▸ Exercise
Pull out every line from the listing that has the word "systemd".

*** Opening of Material provided ***

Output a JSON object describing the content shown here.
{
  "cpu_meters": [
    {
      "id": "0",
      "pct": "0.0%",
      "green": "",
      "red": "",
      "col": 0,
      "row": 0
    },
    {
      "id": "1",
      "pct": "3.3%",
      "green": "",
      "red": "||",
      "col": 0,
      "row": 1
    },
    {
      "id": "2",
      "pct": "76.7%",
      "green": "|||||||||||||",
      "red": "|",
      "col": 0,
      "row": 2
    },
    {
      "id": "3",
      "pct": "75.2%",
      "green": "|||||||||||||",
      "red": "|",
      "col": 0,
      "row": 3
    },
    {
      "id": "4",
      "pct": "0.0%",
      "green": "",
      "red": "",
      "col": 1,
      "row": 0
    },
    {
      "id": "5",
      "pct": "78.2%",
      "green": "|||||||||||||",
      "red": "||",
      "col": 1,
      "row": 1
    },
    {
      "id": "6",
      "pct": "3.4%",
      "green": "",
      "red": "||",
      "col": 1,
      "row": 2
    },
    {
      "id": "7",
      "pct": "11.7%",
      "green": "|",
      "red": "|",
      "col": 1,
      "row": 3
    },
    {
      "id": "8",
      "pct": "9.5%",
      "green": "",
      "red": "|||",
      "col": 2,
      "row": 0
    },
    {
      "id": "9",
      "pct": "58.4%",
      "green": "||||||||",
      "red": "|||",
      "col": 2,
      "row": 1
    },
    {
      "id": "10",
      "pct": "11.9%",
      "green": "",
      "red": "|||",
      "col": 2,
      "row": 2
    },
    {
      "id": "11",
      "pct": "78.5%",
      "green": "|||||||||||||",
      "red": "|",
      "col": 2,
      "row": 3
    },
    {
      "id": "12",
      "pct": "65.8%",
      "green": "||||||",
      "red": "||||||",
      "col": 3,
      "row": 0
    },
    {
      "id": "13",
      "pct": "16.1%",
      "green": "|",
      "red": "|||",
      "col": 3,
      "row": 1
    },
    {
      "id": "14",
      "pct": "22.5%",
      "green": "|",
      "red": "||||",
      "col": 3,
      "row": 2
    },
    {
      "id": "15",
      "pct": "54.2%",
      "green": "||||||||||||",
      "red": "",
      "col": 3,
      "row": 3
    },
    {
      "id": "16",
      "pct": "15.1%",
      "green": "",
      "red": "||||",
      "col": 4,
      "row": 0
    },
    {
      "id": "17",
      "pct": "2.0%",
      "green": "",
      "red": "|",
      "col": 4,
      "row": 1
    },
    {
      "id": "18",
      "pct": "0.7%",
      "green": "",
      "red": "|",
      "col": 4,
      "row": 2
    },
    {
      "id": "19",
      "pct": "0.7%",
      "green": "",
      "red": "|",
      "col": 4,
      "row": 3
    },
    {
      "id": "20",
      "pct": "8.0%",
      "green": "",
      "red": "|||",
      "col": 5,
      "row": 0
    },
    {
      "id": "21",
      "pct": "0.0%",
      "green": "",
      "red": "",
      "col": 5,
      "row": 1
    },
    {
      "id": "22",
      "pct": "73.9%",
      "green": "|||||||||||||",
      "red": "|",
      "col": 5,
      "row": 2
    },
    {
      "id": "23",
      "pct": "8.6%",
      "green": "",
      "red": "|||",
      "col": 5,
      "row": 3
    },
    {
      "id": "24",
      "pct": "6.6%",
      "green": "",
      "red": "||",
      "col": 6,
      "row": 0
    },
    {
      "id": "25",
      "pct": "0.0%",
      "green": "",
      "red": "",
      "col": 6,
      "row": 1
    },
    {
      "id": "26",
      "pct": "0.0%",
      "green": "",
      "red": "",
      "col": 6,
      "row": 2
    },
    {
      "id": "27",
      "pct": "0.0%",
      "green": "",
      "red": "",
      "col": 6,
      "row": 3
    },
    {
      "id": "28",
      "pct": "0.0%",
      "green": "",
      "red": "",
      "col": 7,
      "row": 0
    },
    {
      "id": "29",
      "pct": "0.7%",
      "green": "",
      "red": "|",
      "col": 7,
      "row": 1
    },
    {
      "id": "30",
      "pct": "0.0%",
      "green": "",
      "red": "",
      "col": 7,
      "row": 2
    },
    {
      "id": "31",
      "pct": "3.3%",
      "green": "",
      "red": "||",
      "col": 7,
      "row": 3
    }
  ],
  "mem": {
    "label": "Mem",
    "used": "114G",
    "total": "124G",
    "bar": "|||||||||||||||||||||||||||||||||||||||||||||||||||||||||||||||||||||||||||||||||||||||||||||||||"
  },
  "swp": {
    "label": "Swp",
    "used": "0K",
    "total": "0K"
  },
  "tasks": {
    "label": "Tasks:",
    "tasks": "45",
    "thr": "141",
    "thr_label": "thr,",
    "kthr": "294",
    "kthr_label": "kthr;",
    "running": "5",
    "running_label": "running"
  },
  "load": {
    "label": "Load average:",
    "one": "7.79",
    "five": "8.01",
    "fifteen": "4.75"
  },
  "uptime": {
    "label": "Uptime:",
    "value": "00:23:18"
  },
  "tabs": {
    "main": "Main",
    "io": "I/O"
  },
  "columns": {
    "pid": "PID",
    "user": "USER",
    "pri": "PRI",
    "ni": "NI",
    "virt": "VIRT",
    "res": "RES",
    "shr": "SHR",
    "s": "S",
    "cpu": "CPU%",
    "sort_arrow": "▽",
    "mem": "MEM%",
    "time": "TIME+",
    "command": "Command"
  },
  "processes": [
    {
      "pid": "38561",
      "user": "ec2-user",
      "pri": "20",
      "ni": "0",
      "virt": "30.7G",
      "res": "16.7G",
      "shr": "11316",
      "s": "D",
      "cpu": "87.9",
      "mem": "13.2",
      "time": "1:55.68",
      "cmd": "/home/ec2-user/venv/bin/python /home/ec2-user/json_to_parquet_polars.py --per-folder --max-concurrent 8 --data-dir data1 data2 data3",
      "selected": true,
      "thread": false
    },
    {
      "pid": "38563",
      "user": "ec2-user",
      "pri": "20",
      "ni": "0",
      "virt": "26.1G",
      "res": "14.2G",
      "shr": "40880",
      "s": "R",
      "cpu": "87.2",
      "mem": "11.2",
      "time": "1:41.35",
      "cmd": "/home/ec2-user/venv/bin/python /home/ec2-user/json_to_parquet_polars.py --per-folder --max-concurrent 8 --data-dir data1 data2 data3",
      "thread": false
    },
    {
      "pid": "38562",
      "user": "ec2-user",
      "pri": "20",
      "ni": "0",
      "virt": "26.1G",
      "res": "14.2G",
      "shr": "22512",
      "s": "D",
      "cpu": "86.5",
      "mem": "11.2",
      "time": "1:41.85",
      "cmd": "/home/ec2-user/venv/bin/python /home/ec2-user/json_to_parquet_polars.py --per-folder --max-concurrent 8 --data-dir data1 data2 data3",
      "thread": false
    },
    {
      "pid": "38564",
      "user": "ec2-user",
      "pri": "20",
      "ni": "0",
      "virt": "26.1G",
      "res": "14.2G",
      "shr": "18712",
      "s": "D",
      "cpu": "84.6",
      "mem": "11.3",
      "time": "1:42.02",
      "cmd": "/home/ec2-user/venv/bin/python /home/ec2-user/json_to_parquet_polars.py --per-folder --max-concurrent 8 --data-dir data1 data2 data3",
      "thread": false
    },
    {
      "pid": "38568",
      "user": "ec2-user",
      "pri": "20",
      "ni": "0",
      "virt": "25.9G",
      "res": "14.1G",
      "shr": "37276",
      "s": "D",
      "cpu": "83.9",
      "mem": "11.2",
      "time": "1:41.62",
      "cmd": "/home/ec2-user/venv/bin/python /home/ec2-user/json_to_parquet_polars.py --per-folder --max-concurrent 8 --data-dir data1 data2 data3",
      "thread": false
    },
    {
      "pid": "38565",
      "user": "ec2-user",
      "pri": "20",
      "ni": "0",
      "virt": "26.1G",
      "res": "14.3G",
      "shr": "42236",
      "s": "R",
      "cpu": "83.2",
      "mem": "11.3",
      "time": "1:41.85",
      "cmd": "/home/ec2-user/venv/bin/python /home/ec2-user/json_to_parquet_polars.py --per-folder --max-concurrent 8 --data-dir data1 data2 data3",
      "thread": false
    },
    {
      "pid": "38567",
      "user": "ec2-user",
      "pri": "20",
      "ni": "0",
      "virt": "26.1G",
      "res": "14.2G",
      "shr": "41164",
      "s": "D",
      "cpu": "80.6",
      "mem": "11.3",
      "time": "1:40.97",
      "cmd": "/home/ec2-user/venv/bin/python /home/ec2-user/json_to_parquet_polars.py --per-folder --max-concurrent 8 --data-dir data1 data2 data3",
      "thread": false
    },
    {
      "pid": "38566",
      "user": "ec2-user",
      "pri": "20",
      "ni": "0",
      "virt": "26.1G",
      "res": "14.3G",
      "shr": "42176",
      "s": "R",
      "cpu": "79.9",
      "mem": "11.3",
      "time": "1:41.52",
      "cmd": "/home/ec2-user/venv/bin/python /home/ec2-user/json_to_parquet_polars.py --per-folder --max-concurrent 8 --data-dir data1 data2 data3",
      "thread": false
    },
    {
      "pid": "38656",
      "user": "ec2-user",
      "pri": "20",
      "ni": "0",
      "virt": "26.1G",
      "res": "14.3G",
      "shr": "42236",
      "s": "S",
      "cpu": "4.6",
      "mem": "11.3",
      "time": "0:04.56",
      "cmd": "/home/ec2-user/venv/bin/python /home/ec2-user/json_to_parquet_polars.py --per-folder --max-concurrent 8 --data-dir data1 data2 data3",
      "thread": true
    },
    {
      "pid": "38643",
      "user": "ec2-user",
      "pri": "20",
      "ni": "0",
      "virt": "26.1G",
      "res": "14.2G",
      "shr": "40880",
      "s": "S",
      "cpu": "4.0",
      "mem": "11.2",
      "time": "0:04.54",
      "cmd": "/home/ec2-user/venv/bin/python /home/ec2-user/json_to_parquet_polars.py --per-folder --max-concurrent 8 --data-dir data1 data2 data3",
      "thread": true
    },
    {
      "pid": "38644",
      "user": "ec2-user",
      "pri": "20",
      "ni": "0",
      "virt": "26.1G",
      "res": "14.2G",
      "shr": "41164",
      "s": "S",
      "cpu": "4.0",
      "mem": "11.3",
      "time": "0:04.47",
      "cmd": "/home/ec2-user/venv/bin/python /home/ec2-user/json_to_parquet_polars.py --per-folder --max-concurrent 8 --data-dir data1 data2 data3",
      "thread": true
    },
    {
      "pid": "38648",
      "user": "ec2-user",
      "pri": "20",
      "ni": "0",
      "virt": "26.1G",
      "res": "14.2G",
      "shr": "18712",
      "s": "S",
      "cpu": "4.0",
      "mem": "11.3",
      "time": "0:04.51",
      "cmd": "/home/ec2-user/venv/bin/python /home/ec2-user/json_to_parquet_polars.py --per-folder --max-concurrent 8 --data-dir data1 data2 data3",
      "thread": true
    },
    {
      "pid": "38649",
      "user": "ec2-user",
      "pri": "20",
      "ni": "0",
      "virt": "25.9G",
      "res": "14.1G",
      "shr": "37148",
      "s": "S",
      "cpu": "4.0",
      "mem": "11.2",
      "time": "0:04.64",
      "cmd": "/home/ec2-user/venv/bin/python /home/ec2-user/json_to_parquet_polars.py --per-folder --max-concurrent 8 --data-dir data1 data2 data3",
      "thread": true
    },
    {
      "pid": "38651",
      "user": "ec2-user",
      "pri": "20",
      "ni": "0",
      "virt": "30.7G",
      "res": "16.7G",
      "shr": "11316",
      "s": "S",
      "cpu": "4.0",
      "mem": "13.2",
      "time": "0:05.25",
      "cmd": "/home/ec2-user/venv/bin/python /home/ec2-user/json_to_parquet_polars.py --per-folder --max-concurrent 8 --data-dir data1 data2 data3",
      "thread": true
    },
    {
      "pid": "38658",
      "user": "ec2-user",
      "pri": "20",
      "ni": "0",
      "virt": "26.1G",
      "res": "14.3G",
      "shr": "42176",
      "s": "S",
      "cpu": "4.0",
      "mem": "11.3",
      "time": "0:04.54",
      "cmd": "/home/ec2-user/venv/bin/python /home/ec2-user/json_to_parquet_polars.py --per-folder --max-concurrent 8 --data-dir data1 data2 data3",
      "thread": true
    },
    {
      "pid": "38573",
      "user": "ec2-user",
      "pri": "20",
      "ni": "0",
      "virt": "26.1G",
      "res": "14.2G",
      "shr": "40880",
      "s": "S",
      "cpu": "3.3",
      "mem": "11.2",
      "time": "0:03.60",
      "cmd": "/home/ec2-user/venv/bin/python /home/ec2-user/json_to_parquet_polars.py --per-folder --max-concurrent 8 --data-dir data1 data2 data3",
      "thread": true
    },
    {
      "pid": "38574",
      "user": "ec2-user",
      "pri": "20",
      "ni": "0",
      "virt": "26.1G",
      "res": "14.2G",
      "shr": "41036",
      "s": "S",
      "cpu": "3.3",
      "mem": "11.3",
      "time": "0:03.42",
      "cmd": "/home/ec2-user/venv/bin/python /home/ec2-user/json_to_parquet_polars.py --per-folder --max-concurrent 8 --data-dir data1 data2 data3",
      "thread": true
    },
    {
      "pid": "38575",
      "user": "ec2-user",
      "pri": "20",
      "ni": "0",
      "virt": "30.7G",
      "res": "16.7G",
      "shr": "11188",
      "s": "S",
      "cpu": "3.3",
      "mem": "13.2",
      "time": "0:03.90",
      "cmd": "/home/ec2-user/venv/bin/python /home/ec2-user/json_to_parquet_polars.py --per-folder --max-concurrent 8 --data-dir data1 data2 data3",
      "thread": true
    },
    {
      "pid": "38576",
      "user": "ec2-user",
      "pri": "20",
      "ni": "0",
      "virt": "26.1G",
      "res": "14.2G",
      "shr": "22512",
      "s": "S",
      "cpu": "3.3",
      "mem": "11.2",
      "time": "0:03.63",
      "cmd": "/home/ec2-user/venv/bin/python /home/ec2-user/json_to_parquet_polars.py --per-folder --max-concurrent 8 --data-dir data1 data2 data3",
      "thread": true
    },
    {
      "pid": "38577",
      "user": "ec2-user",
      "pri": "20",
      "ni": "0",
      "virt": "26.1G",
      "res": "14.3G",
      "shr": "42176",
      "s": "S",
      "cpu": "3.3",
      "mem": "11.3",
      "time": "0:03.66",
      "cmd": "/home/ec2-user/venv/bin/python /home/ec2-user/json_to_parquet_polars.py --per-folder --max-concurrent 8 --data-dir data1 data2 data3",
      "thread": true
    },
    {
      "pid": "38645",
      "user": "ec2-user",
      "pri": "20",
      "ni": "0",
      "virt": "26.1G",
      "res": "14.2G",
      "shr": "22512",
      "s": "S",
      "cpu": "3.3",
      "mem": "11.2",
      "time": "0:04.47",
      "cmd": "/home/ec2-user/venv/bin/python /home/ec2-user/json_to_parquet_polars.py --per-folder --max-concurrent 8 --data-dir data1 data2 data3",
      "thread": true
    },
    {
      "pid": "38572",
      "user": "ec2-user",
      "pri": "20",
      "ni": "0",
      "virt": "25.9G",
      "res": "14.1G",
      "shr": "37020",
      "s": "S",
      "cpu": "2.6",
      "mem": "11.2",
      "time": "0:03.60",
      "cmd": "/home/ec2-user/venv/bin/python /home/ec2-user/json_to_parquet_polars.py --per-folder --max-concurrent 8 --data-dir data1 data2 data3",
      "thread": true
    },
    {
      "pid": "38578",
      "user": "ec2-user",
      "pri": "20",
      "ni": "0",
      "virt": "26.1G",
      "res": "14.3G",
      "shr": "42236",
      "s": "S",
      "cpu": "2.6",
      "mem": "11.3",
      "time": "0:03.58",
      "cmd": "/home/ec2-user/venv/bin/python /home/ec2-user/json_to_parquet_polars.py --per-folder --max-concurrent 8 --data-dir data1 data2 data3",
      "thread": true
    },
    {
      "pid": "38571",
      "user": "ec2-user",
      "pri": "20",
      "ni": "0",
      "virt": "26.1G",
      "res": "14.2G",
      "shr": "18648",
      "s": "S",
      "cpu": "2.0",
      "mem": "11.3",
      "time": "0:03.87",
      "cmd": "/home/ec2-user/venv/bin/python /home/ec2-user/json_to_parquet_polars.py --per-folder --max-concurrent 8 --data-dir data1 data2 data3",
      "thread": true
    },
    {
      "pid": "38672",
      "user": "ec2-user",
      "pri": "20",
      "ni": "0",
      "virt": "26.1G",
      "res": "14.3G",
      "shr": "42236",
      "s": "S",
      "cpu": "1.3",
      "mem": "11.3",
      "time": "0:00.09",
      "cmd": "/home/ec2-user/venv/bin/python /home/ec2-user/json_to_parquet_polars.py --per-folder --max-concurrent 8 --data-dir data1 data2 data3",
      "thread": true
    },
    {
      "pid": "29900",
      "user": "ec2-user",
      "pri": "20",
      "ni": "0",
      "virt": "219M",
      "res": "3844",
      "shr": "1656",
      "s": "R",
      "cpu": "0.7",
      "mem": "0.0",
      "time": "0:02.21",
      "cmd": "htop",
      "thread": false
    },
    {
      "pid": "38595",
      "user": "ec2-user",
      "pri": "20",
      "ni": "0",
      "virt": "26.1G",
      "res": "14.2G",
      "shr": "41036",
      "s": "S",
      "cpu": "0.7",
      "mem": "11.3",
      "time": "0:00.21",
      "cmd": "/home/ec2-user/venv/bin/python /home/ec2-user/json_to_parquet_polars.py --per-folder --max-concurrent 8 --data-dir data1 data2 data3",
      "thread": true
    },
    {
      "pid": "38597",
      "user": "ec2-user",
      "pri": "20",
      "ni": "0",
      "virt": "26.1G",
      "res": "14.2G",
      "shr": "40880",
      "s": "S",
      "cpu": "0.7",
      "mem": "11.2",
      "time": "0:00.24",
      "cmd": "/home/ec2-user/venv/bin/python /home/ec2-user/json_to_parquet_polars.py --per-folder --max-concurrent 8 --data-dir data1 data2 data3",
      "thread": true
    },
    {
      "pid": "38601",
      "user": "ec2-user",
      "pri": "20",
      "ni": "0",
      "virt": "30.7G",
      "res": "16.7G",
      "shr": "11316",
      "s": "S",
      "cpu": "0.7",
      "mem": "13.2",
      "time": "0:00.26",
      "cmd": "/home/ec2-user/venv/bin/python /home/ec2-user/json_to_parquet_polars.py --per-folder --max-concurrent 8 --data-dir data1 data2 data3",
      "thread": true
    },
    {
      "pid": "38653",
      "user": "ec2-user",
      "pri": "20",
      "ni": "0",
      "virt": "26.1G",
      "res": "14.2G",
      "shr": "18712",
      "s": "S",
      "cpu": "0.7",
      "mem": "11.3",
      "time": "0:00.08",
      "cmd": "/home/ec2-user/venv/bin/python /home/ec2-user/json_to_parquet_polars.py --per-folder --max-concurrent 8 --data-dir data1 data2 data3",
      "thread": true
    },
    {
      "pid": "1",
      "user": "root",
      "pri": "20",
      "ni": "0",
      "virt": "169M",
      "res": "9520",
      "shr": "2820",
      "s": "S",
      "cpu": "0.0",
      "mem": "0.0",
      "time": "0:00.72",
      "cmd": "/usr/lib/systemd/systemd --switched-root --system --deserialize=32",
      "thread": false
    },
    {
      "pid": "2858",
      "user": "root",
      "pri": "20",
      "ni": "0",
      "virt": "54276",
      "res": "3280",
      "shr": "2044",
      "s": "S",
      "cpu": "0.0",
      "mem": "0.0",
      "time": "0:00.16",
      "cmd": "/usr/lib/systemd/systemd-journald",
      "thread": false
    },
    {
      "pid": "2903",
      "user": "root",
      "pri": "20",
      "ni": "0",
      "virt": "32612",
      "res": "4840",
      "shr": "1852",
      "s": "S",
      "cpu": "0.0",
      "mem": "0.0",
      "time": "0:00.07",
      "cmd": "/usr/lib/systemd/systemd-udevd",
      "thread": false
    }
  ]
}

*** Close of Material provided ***

▸ Exercise answer
      "cmd": "/usr/lib/systemd/systemd --switched-root --system --deserialize=32",
      "cmd": "/usr/lib/systemd/systemd-journald",
      "cmd": "/usr/lib/systemd/systemd-udevd",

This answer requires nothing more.